The contemporary image, be that on the end of production or reception, attaches too much emphasis on content loading and reading. As a result, people spare no effort to load more mediums on one single image. Either the use of technology or the excessive reliance on exhibition space, for instance, turns out to limit the plasticity of image itself. The term “viewing” seems conditioned by production like “filmmaking” or “producing.” Although we have higher freedom of operation toward visuals nowadays, all these are in fact merely perceptual changes pre-manufactured by data computing. That is, people are losing their agency in “viewing” while the relationship between the viewer and viewee appears to be unidirectional.

Hence, while we enhance senses and messages, do we overlook the imminent yet fleeting mental image that dwells only in individual consciousness? For example, prior to the manifestation of image, it requires matters such as machines, mediums, and materials, whereas we always treat them as the very existence of image. Nevertheless, its true manifestation, i.e. the experience gained by viewers and the part rendered along with imagination and contemplation, is in reality hard to be represented. Situated on the other side of the margin, nearly invisible, it is the key to direction association between the image itself and the existence thereof, nonetheless. Yet, the encounter with the image are not to be interpreted via more discourses and knowledge, but to retard perceptions to attain a new one. Such requirement is literally a decrease of viewing’s intensity instead of an increase of more feelings granted.

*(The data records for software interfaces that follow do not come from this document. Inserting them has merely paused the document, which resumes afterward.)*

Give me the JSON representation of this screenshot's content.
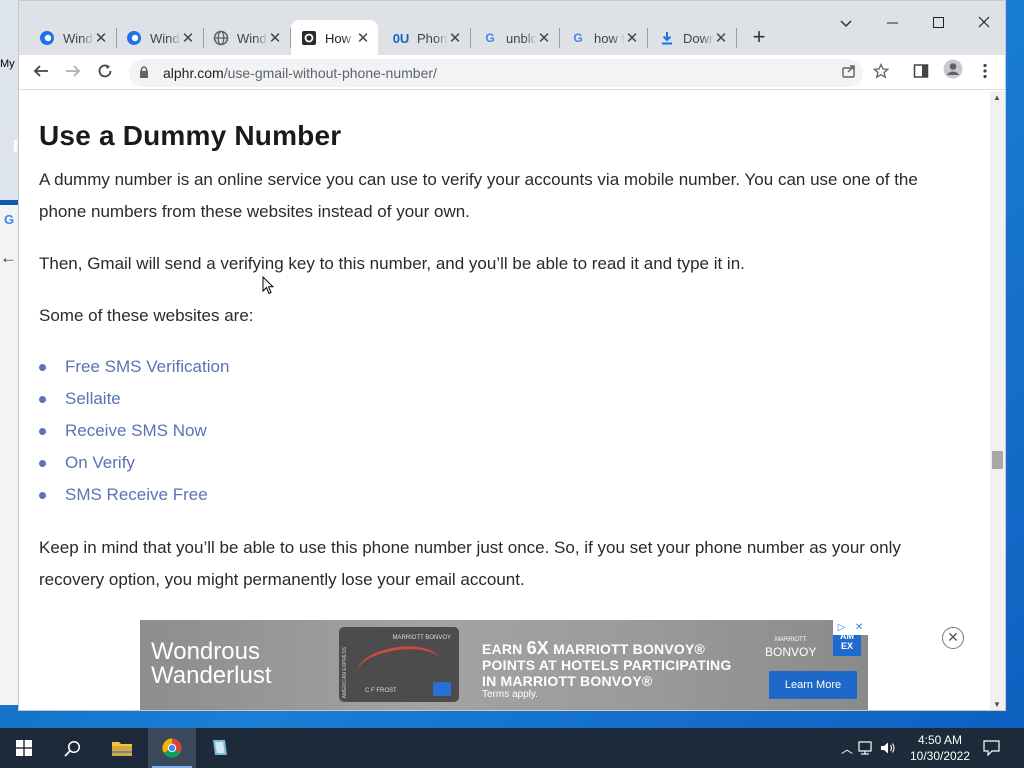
{
  "desktop": {
    "left_text": "My",
    "google_letter": "G",
    "back_arrow": "←"
  },
  "browser": {
    "tabs": [
      {
        "title": "Windows",
        "icon": "edge-swirl-icon",
        "active": false
      },
      {
        "title": "Windows",
        "icon": "edge-swirl-icon",
        "active": false
      },
      {
        "title": "Windows",
        "icon": "globe-icon",
        "active": false
      },
      {
        "title": "How to Use Gmail",
        "icon": "alphr-icon",
        "active": true
      },
      {
        "title": "Phone",
        "icon": "phone-site-icon",
        "active": false
      },
      {
        "title": "unblock",
        "icon": "google-icon",
        "active": false
      },
      {
        "title": "how to",
        "icon": "google-icon",
        "active": false
      },
      {
        "title": "Download",
        "icon": "download-icon",
        "active": false
      }
    ],
    "tab_close_glyph": "✕",
    "new_tab_glyph": "+",
    "url_host": "alphr.com",
    "url_path": "/use-gmail-without-phone-number/"
  },
  "article": {
    "heading": "Use a Dummy Number",
    "p1": "A dummy number is an online service you can use to verify your accounts via mobile number. You can use one of the phone numbers from these websites instead of your own.",
    "p2": "Then, Gmail will send a verifying key to this number, and you’ll be able to read it and type it in.",
    "p3": "Some of these websites are:",
    "sites": [
      "Free SMS Verification",
      "Sellaite",
      "Receive SMS Now",
      "On Verify",
      "SMS Receive Free"
    ],
    "p4": "Keep in mind that you’ll be able to use this phone number just once. So, if you set your phone number as your only recovery option, you might permanently lose your email account."
  },
  "ad": {
    "title_line1": "Wondrous",
    "title_line2": "Wanderlust",
    "headline_pre": "EARN ",
    "headline_big": "6X",
    "headline_line1_rest": " MARRIOTT BONVOY®",
    "headline_line2": "POINTS AT HOTELS PARTICIPATING",
    "headline_line3": "IN MARRIOTT BONVOY®",
    "terms": "Terms apply.",
    "brand_small": "MARRIOTT",
    "brand": "BONVOY",
    "amex": "AM EX",
    "cta": "Learn More",
    "card_brand": "MARRIOTT BONVOY",
    "card_name": "C F FROST",
    "card_side": "AMERICAN EXPRESS"
  },
  "taskbar": {
    "time": "4:50 AM",
    "date": "10/30/2022"
  }
}
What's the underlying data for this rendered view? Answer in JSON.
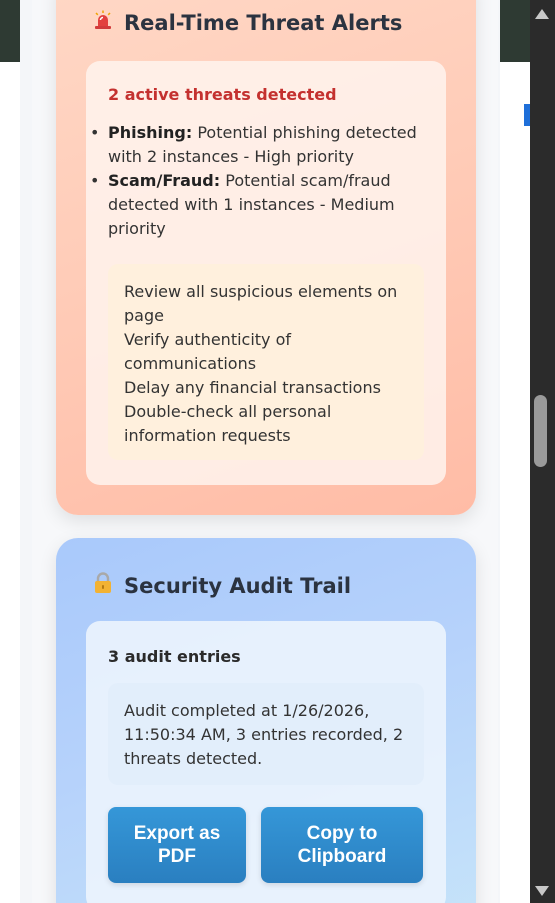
{
  "alerts": {
    "icon": "siren-icon",
    "title": "Real-Time Threat Alerts",
    "count_text": "2 active threats detected",
    "threats": [
      {
        "type": "Phishing:",
        "text": "Potential phishing detected with 2 instances - High priority"
      },
      {
        "type": "Scam/Fraud:",
        "text": "Potential scam/fraud detected with 1 instances - Medium priority"
      }
    ],
    "recommendations": [
      "Review all suspicious elements on page",
      "Verify authenticity of communications",
      "Delay any financial transactions",
      "Double-check all personal information requests"
    ]
  },
  "audit": {
    "icon": "lock-icon",
    "title": "Security Audit Trail",
    "count_text": "3 audit entries",
    "summary": "Audit completed at 1/26/2026, 11:50:34 AM, 3 entries recorded, 2 threats detected.",
    "export_label": "Export as PDF",
    "copy_label": "Copy to Clipboard"
  },
  "colors": {
    "alert_red": "#c4312f",
    "button_blue": "#2a7fc0",
    "alerts_card": "#ffccb8",
    "audit_card": "#b6d2fb"
  }
}
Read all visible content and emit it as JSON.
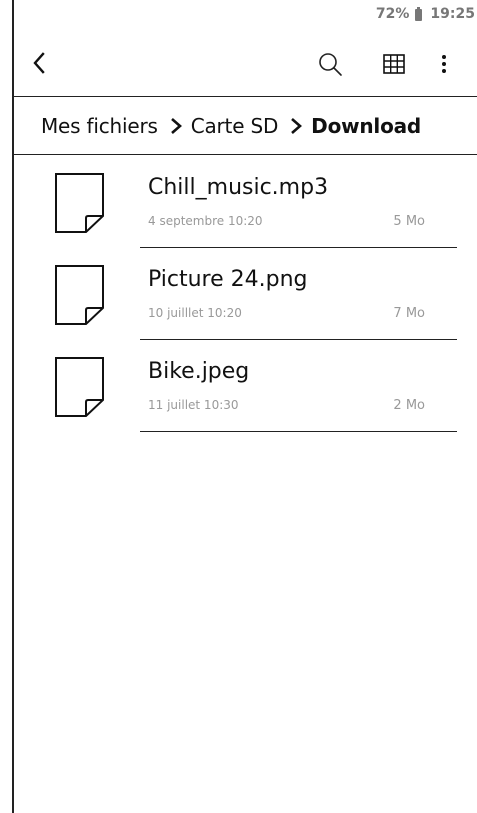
{
  "status_bar": {
    "battery_percent": "72%",
    "time": "19:25",
    "battery_icon": "battery-icon"
  },
  "toolbar": {
    "back_icon": "chevron-left-icon",
    "search_icon": "search-icon",
    "view_icon": "grid-view-icon",
    "more_icon": "more-vertical-icon"
  },
  "breadcrumb": {
    "items": [
      {
        "label": "Mes fichiers"
      },
      {
        "label": "Carte SD"
      },
      {
        "label": "Download"
      }
    ],
    "separator_icon": "chevron-right-icon"
  },
  "files": [
    {
      "name": "Chill_music.mp3",
      "date": "4 septembre 10:20",
      "size": "5 Mo",
      "icon": "file-icon"
    },
    {
      "name": "Picture 24.png",
      "date": "10 juilllet 10:20",
      "size": "7 Mo",
      "icon": "file-icon"
    },
    {
      "name": "Bike.jpeg",
      "date": "11 juillet 10:30",
      "size": "2 Mo",
      "icon": "file-icon"
    }
  ],
  "colors": {
    "text": "#111111",
    "muted": "#999999",
    "status": "#777777",
    "border": "#222222",
    "background": "#ffffff"
  }
}
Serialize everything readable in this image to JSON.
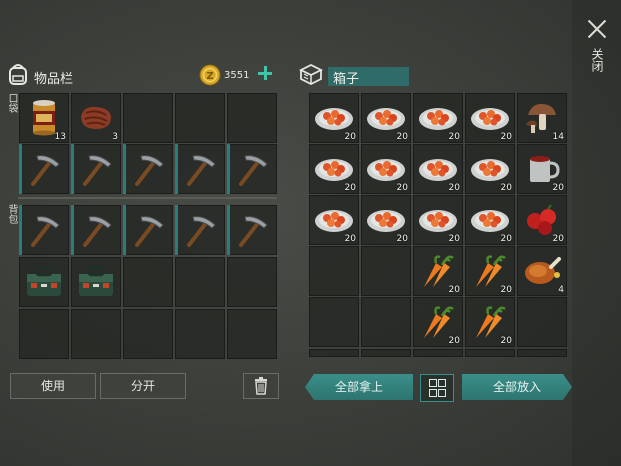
{
  "close": {
    "label": "关闭"
  },
  "inventory": {
    "title": "物品栏",
    "coins": "3551",
    "pocket_label": "口袋",
    "backpack_label": "背包",
    "pocket": [
      {
        "item": "canned-food",
        "count": "13"
      },
      {
        "item": "meat",
        "count": "3"
      },
      {
        "item": "",
        "count": ""
      },
      {
        "item": "",
        "count": ""
      },
      {
        "item": "",
        "count": ""
      }
    ],
    "row2": [
      "pickaxe",
      "pickaxe",
      "pickaxe",
      "pickaxe",
      "pickaxe"
    ],
    "backpack": [
      {
        "item": "pickaxe",
        "count": ""
      },
      {
        "item": "pickaxe",
        "count": ""
      },
      {
        "item": "pickaxe",
        "count": ""
      },
      {
        "item": "pickaxe",
        "count": ""
      },
      {
        "item": "pickaxe",
        "count": ""
      },
      {
        "item": "toolbox",
        "count": ""
      },
      {
        "item": "toolbox",
        "count": ""
      },
      {
        "item": "",
        "count": ""
      },
      {
        "item": "",
        "count": ""
      },
      {
        "item": "",
        "count": ""
      },
      {
        "item": "",
        "count": ""
      },
      {
        "item": "",
        "count": ""
      },
      {
        "item": "",
        "count": ""
      },
      {
        "item": "",
        "count": ""
      },
      {
        "item": "",
        "count": ""
      }
    ],
    "use_label": "使用",
    "split_label": "分开"
  },
  "chest": {
    "title": "箱子",
    "slots": [
      {
        "item": "carrot-dish",
        "count": "20"
      },
      {
        "item": "carrot-dish",
        "count": "20"
      },
      {
        "item": "carrot-dish",
        "count": "20"
      },
      {
        "item": "carrot-dish",
        "count": "20"
      },
      {
        "item": "mushroom",
        "count": "14"
      },
      {
        "item": "carrot-dish",
        "count": "20"
      },
      {
        "item": "carrot-dish",
        "count": "20"
      },
      {
        "item": "carrot-dish",
        "count": "20"
      },
      {
        "item": "carrot-dish",
        "count": "20"
      },
      {
        "item": "tea-mug",
        "count": "20"
      },
      {
        "item": "carrot-dish",
        "count": "20"
      },
      {
        "item": "carrot-dish",
        "count": "20"
      },
      {
        "item": "carrot-dish",
        "count": "20"
      },
      {
        "item": "carrot-dish",
        "count": "20"
      },
      {
        "item": "berries",
        "count": "20"
      },
      {
        "item": "",
        "count": ""
      },
      {
        "item": "",
        "count": ""
      },
      {
        "item": "carrot",
        "count": "20"
      },
      {
        "item": "carrot",
        "count": "20"
      },
      {
        "item": "roast-chicken",
        "count": "4"
      },
      {
        "item": "",
        "count": ""
      },
      {
        "item": "",
        "count": ""
      },
      {
        "item": "carrot",
        "count": "20"
      },
      {
        "item": "carrot",
        "count": "20"
      },
      {
        "item": "",
        "count": ""
      }
    ],
    "take_all_label": "全部拿上",
    "put_all_label": "全部放入"
  }
}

The Exhibition focuses on the images “outside” of works – that cannot be seen here and now. Then, it reconnects and circulates within viewers, reversing the “invisible” into the foundation that constitutes visuals. Can we remove the content and leave only the surface of image made of matters that emit light, and allow work to co-construct an interface that engages exchanges directly with the imagination and contemplation of viewers through the Exhibition? To name a few from the participating artists, Mari Matsubara’s work, through the verification of the image’s uncertainty, arrives in front of viewers at last, whereas Akihiko Taniguchi overlaps the work with the mental dimension of viewers to reflect the intention thereupon. If a work is a “small image,” the exhibition as a whole is the “big image” comprising all the works. The Exhibition does not write more images and files, nor does it seek supports for narratives and plots. Instead, it endeavors to depict a field of view close to emptiness. These empty images are not suggesting a collective withdrawal, but collectively referring the venue not in here. It stands without while dwells deep within image. The boundary that determines the form of image is in no way pre-defined, but present in the fleeting moment where sight and image encounter.